Start of ENTRIES SUPPLIED

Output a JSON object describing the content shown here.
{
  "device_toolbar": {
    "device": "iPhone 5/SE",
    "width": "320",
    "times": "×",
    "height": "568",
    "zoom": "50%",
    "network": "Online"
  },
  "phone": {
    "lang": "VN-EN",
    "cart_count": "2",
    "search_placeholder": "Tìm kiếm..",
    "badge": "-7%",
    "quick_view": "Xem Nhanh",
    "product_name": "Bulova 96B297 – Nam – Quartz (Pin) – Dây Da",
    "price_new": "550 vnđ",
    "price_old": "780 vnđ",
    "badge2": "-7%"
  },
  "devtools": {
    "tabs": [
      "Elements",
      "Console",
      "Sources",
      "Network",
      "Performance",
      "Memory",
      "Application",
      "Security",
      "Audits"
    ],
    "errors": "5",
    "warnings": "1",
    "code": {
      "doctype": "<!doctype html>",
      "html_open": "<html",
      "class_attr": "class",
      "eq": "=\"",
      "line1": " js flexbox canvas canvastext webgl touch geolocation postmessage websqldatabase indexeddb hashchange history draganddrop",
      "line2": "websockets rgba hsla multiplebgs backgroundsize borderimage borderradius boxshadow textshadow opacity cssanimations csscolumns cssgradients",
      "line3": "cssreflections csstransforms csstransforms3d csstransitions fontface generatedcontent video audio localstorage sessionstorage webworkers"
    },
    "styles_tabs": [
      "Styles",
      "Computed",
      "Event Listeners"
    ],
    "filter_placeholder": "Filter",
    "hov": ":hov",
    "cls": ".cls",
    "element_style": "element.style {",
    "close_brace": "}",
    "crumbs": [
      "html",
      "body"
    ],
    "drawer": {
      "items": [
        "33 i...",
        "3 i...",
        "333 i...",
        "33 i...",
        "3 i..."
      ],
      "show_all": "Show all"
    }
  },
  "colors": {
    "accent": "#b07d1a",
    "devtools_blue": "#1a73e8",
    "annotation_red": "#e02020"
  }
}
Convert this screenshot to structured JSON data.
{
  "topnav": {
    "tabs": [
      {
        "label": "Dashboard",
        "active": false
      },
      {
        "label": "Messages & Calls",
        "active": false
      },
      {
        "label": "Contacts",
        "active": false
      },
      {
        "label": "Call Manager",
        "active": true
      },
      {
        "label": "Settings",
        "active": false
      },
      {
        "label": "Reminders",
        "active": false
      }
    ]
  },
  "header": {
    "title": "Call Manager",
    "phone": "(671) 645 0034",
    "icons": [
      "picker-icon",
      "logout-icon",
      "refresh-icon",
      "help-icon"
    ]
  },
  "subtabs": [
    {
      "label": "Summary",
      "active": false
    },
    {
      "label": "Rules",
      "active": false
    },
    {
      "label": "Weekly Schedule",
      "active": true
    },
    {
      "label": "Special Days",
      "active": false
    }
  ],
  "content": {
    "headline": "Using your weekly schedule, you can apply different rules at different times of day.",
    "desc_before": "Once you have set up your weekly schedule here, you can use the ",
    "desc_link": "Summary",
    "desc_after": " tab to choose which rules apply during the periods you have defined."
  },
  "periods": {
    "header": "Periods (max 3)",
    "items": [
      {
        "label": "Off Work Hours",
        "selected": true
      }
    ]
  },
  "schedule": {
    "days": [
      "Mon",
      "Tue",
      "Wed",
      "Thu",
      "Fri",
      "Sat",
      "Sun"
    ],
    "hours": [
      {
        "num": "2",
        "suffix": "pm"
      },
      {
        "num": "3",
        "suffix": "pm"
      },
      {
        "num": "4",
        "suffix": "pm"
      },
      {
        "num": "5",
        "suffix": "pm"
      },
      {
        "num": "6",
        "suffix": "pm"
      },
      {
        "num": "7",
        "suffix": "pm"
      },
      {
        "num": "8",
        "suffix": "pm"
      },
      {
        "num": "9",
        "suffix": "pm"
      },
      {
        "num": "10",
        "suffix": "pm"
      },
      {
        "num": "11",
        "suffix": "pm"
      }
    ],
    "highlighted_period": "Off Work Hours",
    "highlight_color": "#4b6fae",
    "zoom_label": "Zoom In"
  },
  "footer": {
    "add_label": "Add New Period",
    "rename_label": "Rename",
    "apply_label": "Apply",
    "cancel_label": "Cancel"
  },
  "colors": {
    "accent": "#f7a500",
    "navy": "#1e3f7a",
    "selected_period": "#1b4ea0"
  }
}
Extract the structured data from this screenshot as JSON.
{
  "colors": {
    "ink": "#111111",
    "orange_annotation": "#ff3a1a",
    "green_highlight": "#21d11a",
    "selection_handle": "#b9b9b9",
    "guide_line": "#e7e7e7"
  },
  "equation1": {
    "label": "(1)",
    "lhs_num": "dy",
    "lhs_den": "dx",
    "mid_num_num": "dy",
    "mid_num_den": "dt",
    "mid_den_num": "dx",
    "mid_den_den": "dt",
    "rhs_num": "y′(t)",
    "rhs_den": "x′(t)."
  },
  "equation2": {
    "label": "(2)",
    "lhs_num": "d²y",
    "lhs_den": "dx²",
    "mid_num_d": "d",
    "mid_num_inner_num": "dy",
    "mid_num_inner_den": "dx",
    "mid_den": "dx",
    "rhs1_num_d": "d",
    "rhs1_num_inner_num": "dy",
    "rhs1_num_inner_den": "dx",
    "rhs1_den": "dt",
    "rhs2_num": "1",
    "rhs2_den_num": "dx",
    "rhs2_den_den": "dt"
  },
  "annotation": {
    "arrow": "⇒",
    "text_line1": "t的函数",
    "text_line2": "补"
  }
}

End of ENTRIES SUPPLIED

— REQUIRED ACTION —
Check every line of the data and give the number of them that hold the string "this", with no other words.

— WRITTEN SOLUTION —
2